“The main reason we were successful defending the homes we did was due to the defensible space provided by the homeowners,” he said. “We were not successful at saving some homes in the neighborhood as we were spread too thin.”
The Marin Independent Journal published an excellent interview Saturday with Tim Walsh, Crew Superintendant for Marin’s Tamalpais Fire Crew, upon their return from the devastating Valley Fire in Lake County. Fire Safe Marin extends condolences to the families of those who died and to the thousands of families whoe lost their homes and belongings, however we are not stunned that a fire like this occurred. More damaging wildfires are likely as we reach October, historically the most critical month of fire season in Northern California – without taking into account this year’s record setting drought.

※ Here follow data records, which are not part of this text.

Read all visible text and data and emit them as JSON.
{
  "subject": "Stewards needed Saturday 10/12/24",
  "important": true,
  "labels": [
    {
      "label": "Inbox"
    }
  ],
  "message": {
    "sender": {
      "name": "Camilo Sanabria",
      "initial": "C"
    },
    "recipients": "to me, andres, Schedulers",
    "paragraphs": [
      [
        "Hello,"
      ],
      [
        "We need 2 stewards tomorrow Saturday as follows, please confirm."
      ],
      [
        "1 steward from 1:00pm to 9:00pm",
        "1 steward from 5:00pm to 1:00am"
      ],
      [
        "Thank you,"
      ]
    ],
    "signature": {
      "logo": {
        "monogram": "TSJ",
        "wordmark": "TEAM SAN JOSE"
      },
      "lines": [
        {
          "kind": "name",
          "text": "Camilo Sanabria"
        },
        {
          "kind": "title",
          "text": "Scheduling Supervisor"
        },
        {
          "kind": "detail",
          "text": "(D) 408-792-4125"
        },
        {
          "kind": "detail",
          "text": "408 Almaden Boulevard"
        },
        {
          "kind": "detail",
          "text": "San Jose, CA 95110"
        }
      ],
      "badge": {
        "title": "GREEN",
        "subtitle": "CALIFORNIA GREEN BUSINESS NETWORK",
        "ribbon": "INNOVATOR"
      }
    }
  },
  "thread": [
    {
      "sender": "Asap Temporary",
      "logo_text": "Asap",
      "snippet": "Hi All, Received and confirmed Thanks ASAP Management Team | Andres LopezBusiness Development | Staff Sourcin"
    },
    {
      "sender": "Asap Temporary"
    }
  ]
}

Upon returning from the Valley Fire, Walsh and the Tamalpais Fire Crew immediately returned to work for Fire Safe Marin where our partnership helps reduce vegetation fuels in Marin’s wildlands. Currently nearing completion on a eucalyptus removal and fuel break project on Ridgewood Fire Road above the Terra Linda/Sleepy Hollow Divide Open Space Preserve, the Tamalpais Fire Crew is one of Marin’s best resources for not only fighting wildfires, but preventing them and reducing the intensity of ones that might occur in the future.
While the Tamalpais Fire Crew successfully saved dozens of homes near Middletown, Superintendant Walsh summed it up the in the interview: “The main reason we were successful defending the homes we did was due to the defensible space provided by the homeowners,” he said. “We were not successful at saving some homes in the neighborhood as we were spread too thin.”

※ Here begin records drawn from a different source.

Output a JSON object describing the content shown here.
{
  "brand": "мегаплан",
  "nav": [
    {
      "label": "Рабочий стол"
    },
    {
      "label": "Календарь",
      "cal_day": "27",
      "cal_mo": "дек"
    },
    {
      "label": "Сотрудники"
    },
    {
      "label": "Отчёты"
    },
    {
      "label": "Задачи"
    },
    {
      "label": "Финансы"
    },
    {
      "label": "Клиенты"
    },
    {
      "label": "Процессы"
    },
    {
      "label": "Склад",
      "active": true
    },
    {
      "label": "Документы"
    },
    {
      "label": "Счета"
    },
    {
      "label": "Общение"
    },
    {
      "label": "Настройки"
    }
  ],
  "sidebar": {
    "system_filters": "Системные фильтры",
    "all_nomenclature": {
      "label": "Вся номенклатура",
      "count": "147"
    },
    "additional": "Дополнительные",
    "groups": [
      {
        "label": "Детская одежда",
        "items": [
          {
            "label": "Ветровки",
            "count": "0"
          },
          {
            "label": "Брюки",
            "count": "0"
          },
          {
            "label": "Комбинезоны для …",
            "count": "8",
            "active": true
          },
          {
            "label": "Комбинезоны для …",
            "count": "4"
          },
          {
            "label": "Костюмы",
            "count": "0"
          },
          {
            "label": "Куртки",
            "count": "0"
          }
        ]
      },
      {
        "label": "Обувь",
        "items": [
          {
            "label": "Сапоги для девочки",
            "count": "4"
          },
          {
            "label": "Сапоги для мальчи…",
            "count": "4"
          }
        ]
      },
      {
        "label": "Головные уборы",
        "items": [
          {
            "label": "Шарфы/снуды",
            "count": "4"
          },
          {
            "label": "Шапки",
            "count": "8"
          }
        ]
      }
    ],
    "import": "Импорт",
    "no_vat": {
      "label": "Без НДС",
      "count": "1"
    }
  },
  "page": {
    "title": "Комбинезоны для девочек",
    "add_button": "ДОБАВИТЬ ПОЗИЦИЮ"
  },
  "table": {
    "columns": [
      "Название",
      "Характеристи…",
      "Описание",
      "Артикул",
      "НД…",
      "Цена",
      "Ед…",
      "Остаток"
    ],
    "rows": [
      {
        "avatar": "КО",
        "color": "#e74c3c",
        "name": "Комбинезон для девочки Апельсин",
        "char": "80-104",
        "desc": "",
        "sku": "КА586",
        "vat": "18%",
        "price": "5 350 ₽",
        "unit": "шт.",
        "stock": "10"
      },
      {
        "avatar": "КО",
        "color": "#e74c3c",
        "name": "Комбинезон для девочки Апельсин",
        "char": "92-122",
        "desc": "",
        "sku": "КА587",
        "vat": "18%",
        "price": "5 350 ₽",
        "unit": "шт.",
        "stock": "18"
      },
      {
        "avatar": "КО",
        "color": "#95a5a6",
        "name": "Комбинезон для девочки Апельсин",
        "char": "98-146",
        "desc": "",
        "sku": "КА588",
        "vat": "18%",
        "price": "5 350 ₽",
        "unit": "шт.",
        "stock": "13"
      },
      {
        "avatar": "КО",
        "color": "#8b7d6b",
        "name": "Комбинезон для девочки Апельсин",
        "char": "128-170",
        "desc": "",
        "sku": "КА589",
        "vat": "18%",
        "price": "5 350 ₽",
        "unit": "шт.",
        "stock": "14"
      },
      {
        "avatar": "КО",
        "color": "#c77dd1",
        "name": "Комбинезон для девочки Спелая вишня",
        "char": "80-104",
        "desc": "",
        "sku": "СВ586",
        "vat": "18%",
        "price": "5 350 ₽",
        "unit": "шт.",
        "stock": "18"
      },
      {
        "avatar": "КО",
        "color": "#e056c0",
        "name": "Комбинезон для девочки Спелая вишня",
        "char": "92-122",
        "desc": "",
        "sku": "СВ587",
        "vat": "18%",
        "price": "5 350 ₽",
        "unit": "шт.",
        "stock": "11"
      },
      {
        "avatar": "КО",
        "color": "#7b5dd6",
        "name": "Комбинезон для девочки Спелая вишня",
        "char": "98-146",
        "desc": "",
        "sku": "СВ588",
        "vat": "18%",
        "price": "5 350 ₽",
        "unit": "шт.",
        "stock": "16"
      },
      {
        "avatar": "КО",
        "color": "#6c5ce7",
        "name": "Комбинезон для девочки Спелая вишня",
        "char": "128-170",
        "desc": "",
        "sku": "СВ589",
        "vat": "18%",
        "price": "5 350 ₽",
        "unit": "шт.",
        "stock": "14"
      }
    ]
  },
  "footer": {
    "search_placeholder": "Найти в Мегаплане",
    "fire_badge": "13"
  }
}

Read the full article in the Marin Independent Journal: Valley Fire devastation stuns Marin’s Tamalpais Fire Crew
Here’s a look at the Tamalpais Crew right before they left for the Valley Fire while working on a Fire Safe Marin wildfire hazard reduction project: